The early signs are that people are so poor that they don't slack off and instead keep trying to boost their income. Nor do they waste the money on alcohol or tobacco. But these are key aspects of the long-term study.
Gathering solid evidence is a cornerstone of the project.
"For a lot of [aid projects] we really haven't tested whether those interventions work, or in some cases we do have some evidence and the evidence isn't positive," Mr Riley says.
"[Aid] organisations should have to prove that their interventions are effective in the same way that, before we let drug companies put drugs on the market, they have to demonstrate the effectiveness of those products.
"For a lot of interventions in the development space, the evidence just isn't there."
One of those who's been receiving the payments for eight months as part of a pilot program, Denis Anam, says they have changed his life.
"I have bought goats, and sand which I am going to use to improve my house," he says.
"My neighbours are also planning to improve their houses. Some have now gotten into groups and pooled their savings to buy domestic animals.
"Unlike other NGOs that come and buy books, clothes uniforms for our children [they] let us make our own decisions.
Slashing red tape and sidelining bureaucrats
Non-Government Organisations, or NGOs, are a part of life in Kenya's capital, Nairobi, which is headquarters for most NGOs working in east Africa.
So much so, they've become the subject of Kenya's first "mockumentary" about the aid world. Co-producer of The Samaritans, Salim Keshavjee, says the series pokes fun at the foibles and inefficiencies of the aid sector.
"These characters have the best of intentions, want to save Africa, and then they are working for a bureaucracy that has a big intention but maybe they haven't asked fundamental questions like, 'What do you want?'," he says.
When Keshavjee and his team opened up a web forum for script suggestions, he says NGO workers were among their greatest fans — and the source of outrageous stories.
"We got bombarded with thousands of stories. They were so absurd that even our fictional comedic environment couldn't handle it."
A major Africa-based entertainment channel is looking at picking up the series for wide distribution.
While the world of comedy parodies foreign aid groups, the sector is going through a little-noticed revolution.
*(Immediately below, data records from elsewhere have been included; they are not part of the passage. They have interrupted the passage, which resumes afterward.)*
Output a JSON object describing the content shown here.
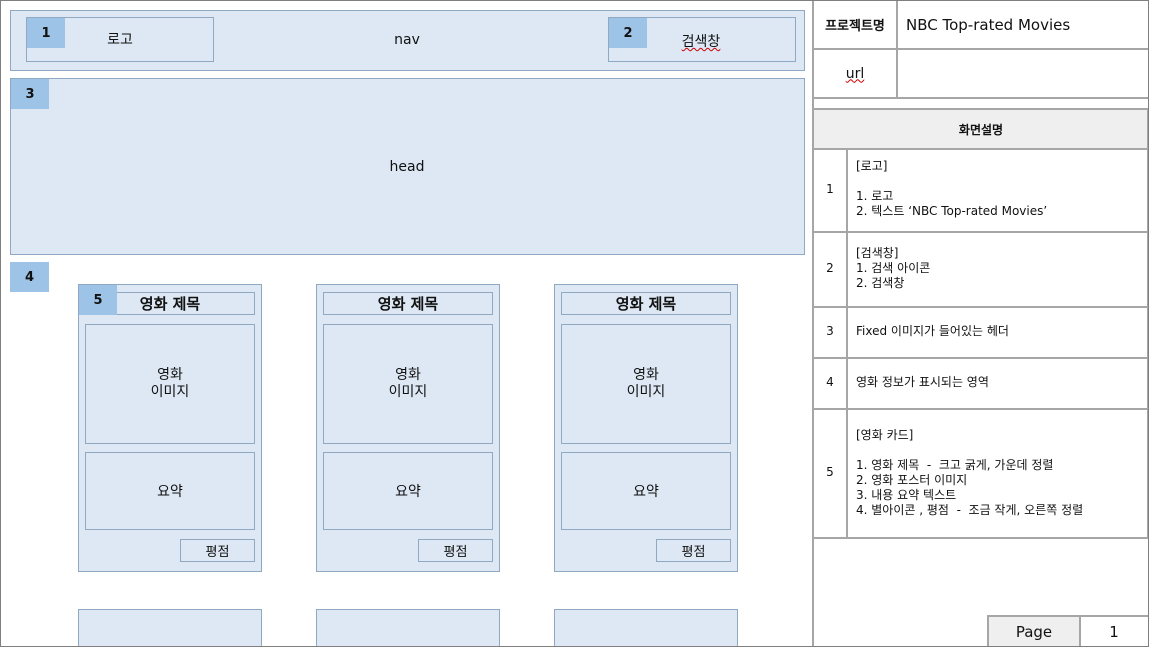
{
  "wireframe": {
    "nav": {
      "tag": "1",
      "logo_label": "로고",
      "label": "nav",
      "search_tag": "2",
      "search_label": "검색창"
    },
    "head": {
      "tag": "3",
      "label": "head"
    },
    "content": {
      "tag": "4",
      "card_tag": "5"
    },
    "cards": [
      {
        "title": "영화 제목",
        "image_line1": "영화",
        "image_line2": "이미지",
        "summary": "요약",
        "rating": "평점"
      },
      {
        "title": "영화 제목",
        "image_line1": "영화",
        "image_line2": "이미지",
        "summary": "요약",
        "rating": "평점"
      },
      {
        "title": "영화 제목",
        "image_line1": "영화",
        "image_line2": "이미지",
        "summary": "요약",
        "rating": "평점"
      }
    ]
  },
  "panel": {
    "project_label": "프로젝트명",
    "project_value": "NBC Top-rated Movies",
    "url_label": "url",
    "url_value": "",
    "section_title": "화면설명",
    "rows": [
      {
        "num": "1",
        "text": "[로고]\n\n1. 로고\n2. 텍스트 ‘NBC Top-rated Movies’"
      },
      {
        "num": "2",
        "text": "[검색창]\n1. 검색 아이콘\n2. 검색창"
      },
      {
        "num": "3",
        "text": "Fixed 이미지가 들어있는 헤더"
      },
      {
        "num": "4",
        "text": "영화 정보가 표시되는 영역"
      },
      {
        "num": "5",
        "text": "[영화 카드]\n\n1. 영화 제목  -  크고 굵게, 가운데 정렬\n2. 영화 포스터 이미지\n3. 내용 요약 텍스트\n4. 별아이콘 , 평점  -  조금 작게, 오른쪽 정렬"
      }
    ],
    "page_label": "Page",
    "page_number": "1"
  }
}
Organisations concerned about costly logistics, bureaucracies and corruption are moving slowly but increasingly to cash hand-outs.
Cash is still a relatively small amount of the overall aid budget but big players as diverse as the Kenyan Government and the World Food Program are handing out cash instead of traditional aid.
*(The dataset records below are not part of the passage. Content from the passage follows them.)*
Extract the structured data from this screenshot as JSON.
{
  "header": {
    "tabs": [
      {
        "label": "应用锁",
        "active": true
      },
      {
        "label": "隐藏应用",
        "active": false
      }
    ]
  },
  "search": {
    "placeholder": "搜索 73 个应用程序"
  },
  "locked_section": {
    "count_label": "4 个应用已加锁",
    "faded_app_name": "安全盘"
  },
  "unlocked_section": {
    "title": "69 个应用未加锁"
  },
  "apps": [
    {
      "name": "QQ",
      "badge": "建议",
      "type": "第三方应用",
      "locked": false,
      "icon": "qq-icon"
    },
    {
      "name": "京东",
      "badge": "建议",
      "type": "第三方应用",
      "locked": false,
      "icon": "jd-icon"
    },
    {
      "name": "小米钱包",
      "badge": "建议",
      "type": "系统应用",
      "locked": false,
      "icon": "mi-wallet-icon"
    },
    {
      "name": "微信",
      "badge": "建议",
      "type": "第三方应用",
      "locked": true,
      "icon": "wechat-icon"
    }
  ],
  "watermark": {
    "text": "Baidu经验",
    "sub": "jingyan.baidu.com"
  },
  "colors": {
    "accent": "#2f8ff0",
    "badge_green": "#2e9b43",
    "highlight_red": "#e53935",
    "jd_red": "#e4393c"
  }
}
WFP's spokesperson in East Africa, Challiss McDonough, says aid agencies are mixing their spending, sometimes providing cash with no strings attached or providing staples as well as cash credits to be used only for food, but allowing recipients to decide which food to buy.
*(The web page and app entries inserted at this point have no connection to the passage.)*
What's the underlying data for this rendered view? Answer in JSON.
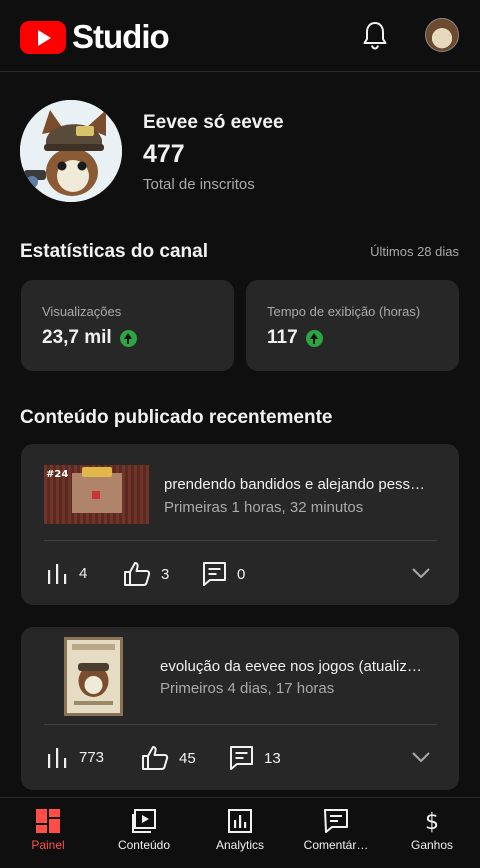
{
  "header": {
    "brand": "Studio",
    "icons": {
      "logo": "youtube-logo-icon",
      "notifications": "bell-icon",
      "account": "avatar"
    }
  },
  "channel": {
    "name": "Eevee só eevee",
    "subscribers": "477",
    "subscribers_label": "Total de inscritos"
  },
  "stats": {
    "title": "Estatísticas do canal",
    "period": "Últimos 28 dias",
    "cards": [
      {
        "label": "Visualizações",
        "value": "23,7 mil",
        "trend": "up"
      },
      {
        "label": "Tempo de exibição (horas)",
        "value": "117",
        "trend": "up"
      }
    ]
  },
  "recent": {
    "title": "Conteúdo publicado recentemente",
    "videos": [
      {
        "badge": "#24",
        "title": "prendendo bandidos e alejando pess…",
        "subtitle": "Primeiras 1 horas, 32 minutos",
        "views": "4",
        "likes": "3",
        "comments": "0"
      },
      {
        "title": "evolução da eevee nos jogos (atualiz…",
        "subtitle": "Primeiros 4 dias, 17 horas",
        "views": "773",
        "likes": "45",
        "comments": "13"
      }
    ]
  },
  "nav": {
    "items": [
      {
        "label": "Painel",
        "icon": "dashboard-icon",
        "active": true
      },
      {
        "label": "Conteúdo",
        "icon": "content-icon"
      },
      {
        "label": "Analytics",
        "icon": "analytics-icon"
      },
      {
        "label": "Comentár…",
        "icon": "comments-icon"
      },
      {
        "label": "Ganhos",
        "icon": "earnings-icon"
      }
    ]
  },
  "colors": {
    "background": "#0f0f0f",
    "card": "#272727",
    "accent": "#ff0000",
    "active_nav": "#ff4e45",
    "trend_up": "#2ba640"
  }
}
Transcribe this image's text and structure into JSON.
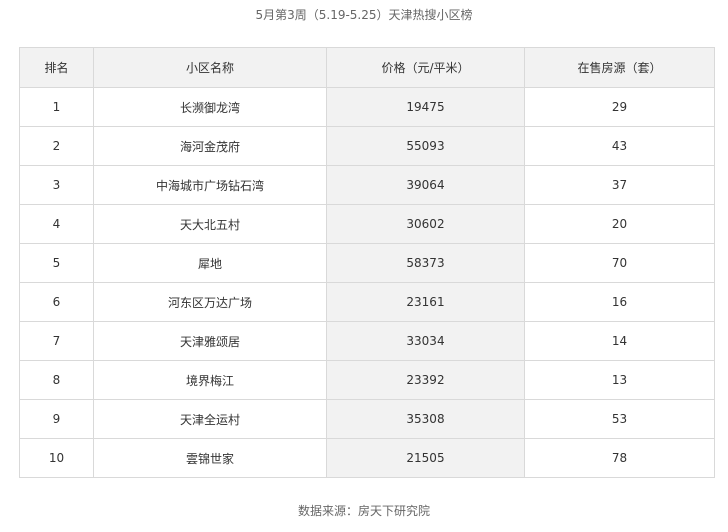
{
  "title": "5月第3周（5.19-5.25）天津热搜小区榜",
  "table": {
    "headers": [
      "排名",
      "小区名称",
      "价格（元/平米）",
      "在售房源（套）"
    ],
    "rows": [
      [
        "1",
        "长濒御龙湾",
        "19475",
        "29"
      ],
      [
        "2",
        "海河金茂府",
        "55093",
        "43"
      ],
      [
        "3",
        "中海城市广场钻石湾",
        "39064",
        "37"
      ],
      [
        "4",
        "天大北五村",
        "30602",
        "20"
      ],
      [
        "5",
        "犀地",
        "58373",
        "70"
      ],
      [
        "6",
        "河东区万达广场",
        "23161",
        "16"
      ],
      [
        "7",
        "天津雅颂居",
        "33034",
        "14"
      ],
      [
        "8",
        "境界梅江",
        "23392",
        "13"
      ],
      [
        "9",
        "天津全运村",
        "35308",
        "53"
      ],
      [
        "10",
        "雲锦世家",
        "21505",
        "78"
      ]
    ]
  },
  "source": "数据来源：房天下研究院"
}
She cautions that traditional aid will always have a place.
"In South Sudan for example, there are areas that have been affected by famine. I have been to villages where there's literally nothing for sale in the markets. There's no food at all ... if we didn't bring those foods to people in those areas ... then cash isn't going to do any good, because there's nothing for people to buy," she says.
Ms McDonough says there's intense interest in the GiveDirectly study. "I think people are really excited about it. They're watching it very keenly to see what the results are ... to learn from them about what works best and what the impact of these different kinds of assistance are."
But there's debate about how far down the emergency spectrum cash can take the place of delivering food or building toilets and digging wells.
GiveDirectly's Mitch Riley argues cash could be used much more.
"We're hearing a lot of rhetoric ... but unfortunately cash still only makes up around 6 per cent of international aid," he says.
"So really the challenge now is getting the sector to move away from its traditional programming and put its money where its mouth is."
Watch Foreign Correspondent's Not Everybody Wants a Goat at 9:20pm on ABC.